State of the Art
Humanist ideals and an artisanal touch propel NBBJ's design for the Swedish Medical Center's Southeast Tower addition.
Jen Renzi -- Interior Design, 2/1/2001 12:00:00 AM
DESIGNER RYSIA SUCHECKA has often pondered the prevalence of-and questionable reasoning behind-visually sterile, bland hospital environments. "Why should patients be deprived of their dignity and their aesthetic sense," muses Suchecka, a design partner at the architecture firm NBBJ, "at precisely the moment their lives are a little frail?" For NBBJ's recent seven-story addition to the Swedish Medical Center in Seattle, Suchecka engaged all the senses by integrating contemporary artworks into the structural and conceptual framework. "Art is a wonderful way to open our eyes, to show us confidence, and to give us the strength to survive, both physically and spiritually," she explains. Furthermore, Suchecka believes that art can be a psychological device that reconnects patients to the world outside hospital walls while ensuring that their stay within is more bearable.
Swedish's long-standing tradition of displaying artworks throughout the building as a means to augment the healing process dates back to the early 1970s, around the same time that NBBJ first collaborated with the hospital on its master plan. As the medical complex expanded over the next three decades, so did its artistic ambitions, culminating in the commission of site-specific pieces for the 166,000-sq.-ft. tower addition, a curved triangular volume that houses new facilities for specialized treatment in the Southeast wing. The design team, headed by Suchecka, conceived a series of mixed-media installations on each floor to facilitate orientation and allay the "incredible fear, incredible stress, and incredible anxiety" associated with hospital visits. "We recognized the opportunity to incorporate artisans from the very beginning, including them in the development of the overall design expression and sequencing." Early involvement was instrumental in achieving integrated results; otherwise the artworks would read as "mere appliqué" rather than a holistic effort.

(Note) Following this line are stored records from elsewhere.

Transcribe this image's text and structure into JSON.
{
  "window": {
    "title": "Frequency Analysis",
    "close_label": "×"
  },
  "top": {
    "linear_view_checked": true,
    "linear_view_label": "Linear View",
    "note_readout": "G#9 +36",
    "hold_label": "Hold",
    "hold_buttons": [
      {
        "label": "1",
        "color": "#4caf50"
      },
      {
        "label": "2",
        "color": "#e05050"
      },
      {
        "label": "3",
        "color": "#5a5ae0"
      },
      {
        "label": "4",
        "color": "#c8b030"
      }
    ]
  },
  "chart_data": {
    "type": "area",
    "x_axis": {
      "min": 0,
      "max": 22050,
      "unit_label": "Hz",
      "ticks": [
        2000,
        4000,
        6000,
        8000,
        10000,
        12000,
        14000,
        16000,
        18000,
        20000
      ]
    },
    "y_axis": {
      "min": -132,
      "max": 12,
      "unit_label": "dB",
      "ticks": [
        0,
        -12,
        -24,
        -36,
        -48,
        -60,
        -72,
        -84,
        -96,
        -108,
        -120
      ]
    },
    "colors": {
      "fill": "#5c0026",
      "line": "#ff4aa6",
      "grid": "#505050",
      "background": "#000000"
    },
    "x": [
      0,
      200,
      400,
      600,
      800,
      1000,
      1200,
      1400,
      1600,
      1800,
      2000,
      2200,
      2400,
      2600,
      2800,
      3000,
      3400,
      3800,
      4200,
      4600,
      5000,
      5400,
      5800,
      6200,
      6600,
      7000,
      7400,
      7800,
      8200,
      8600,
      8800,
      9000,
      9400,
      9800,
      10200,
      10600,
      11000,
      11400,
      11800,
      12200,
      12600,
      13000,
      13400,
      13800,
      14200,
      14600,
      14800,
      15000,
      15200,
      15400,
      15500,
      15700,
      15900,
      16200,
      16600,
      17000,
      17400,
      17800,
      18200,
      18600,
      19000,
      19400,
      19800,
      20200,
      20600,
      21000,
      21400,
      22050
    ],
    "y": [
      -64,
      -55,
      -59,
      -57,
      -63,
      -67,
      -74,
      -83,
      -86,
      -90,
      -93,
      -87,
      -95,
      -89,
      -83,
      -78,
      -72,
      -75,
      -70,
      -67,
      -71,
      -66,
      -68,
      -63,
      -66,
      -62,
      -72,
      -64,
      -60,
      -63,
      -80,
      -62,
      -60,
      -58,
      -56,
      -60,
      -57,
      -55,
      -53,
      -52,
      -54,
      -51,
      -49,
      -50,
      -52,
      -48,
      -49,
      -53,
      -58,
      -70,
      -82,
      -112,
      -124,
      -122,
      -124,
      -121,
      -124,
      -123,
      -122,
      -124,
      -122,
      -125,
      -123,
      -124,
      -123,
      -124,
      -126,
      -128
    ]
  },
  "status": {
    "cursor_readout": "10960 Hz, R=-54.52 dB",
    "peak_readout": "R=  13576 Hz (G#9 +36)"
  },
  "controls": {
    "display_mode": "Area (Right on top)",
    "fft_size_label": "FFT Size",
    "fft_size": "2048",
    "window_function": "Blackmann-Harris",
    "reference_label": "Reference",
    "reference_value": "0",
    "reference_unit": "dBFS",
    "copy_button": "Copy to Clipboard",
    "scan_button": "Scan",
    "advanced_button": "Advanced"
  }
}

Thirty-two artists were invited to submit concepts that "convey a message of hope, healing, and courage," and that fit the 9-ft.-by-8.-ft. dimensions of the allotted location, the oval-shaped entrance zone at each level. Sixteen individuals were selected to present mock-ups of their ideas, from which the eight finalists were chosen. The program mobilized an army of talent, including the architects and project managers, art consultants, artisans, interior designers, and the hospital's art committee, as well as the doctors, nurses, and technicians on staff. Ultimately, NBBJ "relied on the intuition of the people who work there to determine which piece was appropriate for each floor." Encompassing a range of media and materials-including painting, mosaic, sculpture, and collage-the installations form a cohesive language that unifies the design while allowing for individuation on each floor.
Expressive decorative flourishes further blur the boundary between artwork and architectural element. To tie the tower addition into the fabric of the original structure, NBBJ adhered to the inherited palette of warm maple veneer and patterned linoleum flooring, but wielded a looser, bravado touch this time around. "We wanted a bold floor pattern as the guiding element to conduct people through the space," Suchecka says, "something memorable, but not overdone." Lyrical abstract forms mimic the natural curves of the convex floor plan, directing visitors towards the waiting areas and nurses' stations. Crisscross ceiling tiles throughout the corridors mirror the stylized plaid flooring below, installed on the diagonal and rendered in pleasing shades of lemon and periwinkle. Recessed light fixtures in the maple drop-ceilings were installed in a contoured arrangement. The high-touch aesthetic cuts right to the goal of health care design: not only accommodating medical functions and equipment, but also nurturing the "human experience and relationships" that unfold within-and that are just as essential to a patient's healing process.